**What you need to do**.
Among the entries below, find every line that contains the string "time", then copy it.

Start of Data

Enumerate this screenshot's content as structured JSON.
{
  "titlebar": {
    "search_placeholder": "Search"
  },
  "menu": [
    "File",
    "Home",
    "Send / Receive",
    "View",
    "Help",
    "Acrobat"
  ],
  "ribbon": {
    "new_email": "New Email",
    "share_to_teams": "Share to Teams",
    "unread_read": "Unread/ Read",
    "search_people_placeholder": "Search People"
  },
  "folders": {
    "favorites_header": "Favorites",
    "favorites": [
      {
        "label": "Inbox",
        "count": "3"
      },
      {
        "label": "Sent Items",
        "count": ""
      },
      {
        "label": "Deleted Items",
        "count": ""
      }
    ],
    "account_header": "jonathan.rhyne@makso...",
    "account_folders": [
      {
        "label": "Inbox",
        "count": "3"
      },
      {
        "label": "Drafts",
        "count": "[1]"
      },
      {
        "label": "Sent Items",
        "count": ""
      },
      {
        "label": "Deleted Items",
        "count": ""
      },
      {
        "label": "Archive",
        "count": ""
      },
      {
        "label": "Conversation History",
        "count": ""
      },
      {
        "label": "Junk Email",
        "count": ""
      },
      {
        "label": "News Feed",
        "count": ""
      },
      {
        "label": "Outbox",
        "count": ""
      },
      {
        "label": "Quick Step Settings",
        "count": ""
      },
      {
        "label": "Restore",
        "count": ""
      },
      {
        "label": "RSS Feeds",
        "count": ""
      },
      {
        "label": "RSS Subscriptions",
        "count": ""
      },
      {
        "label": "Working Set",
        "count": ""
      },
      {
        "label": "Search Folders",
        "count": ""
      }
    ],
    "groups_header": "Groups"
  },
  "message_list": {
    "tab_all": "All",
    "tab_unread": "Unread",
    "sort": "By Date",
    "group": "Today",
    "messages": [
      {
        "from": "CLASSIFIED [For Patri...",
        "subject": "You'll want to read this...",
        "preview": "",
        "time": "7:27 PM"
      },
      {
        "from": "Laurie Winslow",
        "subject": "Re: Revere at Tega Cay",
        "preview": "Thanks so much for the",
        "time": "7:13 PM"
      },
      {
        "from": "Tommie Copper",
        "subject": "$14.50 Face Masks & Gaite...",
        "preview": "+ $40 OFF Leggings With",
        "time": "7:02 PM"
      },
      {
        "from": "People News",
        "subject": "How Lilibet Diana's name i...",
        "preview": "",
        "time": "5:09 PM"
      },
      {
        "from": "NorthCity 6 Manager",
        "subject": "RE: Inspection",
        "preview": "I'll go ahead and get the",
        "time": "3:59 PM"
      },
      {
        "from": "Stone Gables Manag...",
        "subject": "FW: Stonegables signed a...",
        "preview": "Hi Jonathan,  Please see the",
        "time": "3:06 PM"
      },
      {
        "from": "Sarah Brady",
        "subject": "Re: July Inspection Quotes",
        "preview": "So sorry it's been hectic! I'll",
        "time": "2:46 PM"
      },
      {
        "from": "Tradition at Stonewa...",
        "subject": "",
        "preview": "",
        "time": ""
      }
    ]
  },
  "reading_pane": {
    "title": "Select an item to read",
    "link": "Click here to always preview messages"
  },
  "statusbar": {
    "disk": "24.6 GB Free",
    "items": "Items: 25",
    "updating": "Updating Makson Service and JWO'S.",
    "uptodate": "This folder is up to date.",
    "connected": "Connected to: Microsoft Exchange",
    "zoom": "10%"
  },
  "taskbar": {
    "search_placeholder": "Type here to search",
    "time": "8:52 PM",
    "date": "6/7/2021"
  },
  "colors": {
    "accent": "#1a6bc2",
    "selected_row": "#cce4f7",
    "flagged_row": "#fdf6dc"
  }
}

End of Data
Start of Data

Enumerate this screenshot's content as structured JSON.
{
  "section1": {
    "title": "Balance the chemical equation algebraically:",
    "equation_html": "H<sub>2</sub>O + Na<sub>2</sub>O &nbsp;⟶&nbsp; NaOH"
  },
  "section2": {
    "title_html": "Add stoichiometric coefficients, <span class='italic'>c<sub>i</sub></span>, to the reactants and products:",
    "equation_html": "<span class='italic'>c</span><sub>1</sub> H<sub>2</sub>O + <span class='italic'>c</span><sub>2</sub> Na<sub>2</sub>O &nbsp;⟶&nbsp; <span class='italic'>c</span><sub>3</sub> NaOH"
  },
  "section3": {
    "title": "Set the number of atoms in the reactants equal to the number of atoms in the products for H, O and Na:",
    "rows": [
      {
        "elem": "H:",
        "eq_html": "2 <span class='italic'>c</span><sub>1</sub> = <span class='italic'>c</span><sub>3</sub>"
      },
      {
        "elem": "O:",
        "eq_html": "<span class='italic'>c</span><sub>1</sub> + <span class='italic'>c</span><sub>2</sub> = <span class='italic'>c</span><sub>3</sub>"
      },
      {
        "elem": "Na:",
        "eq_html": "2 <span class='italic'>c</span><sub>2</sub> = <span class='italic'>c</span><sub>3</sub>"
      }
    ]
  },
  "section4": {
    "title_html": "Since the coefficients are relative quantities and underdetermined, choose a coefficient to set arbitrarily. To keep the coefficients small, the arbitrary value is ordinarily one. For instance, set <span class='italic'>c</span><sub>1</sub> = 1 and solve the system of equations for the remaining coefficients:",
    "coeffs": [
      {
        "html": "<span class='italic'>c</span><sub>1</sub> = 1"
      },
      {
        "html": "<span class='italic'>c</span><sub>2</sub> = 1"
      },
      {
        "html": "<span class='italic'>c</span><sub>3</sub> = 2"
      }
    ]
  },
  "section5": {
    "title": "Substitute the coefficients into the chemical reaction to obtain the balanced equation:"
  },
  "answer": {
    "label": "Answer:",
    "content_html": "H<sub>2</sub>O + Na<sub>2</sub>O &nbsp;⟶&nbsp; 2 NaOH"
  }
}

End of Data

**Reply to the task**.
        "time": "7:27 PM"
        "time": "7:13 PM"
        "time": "7:02 PM"
        "time": "5:09 PM"
        "time": "3:59 PM"
        "time": "3:06 PM"
        "time": "2:46 PM"
        "time": ""
    "time": "8:52 PM",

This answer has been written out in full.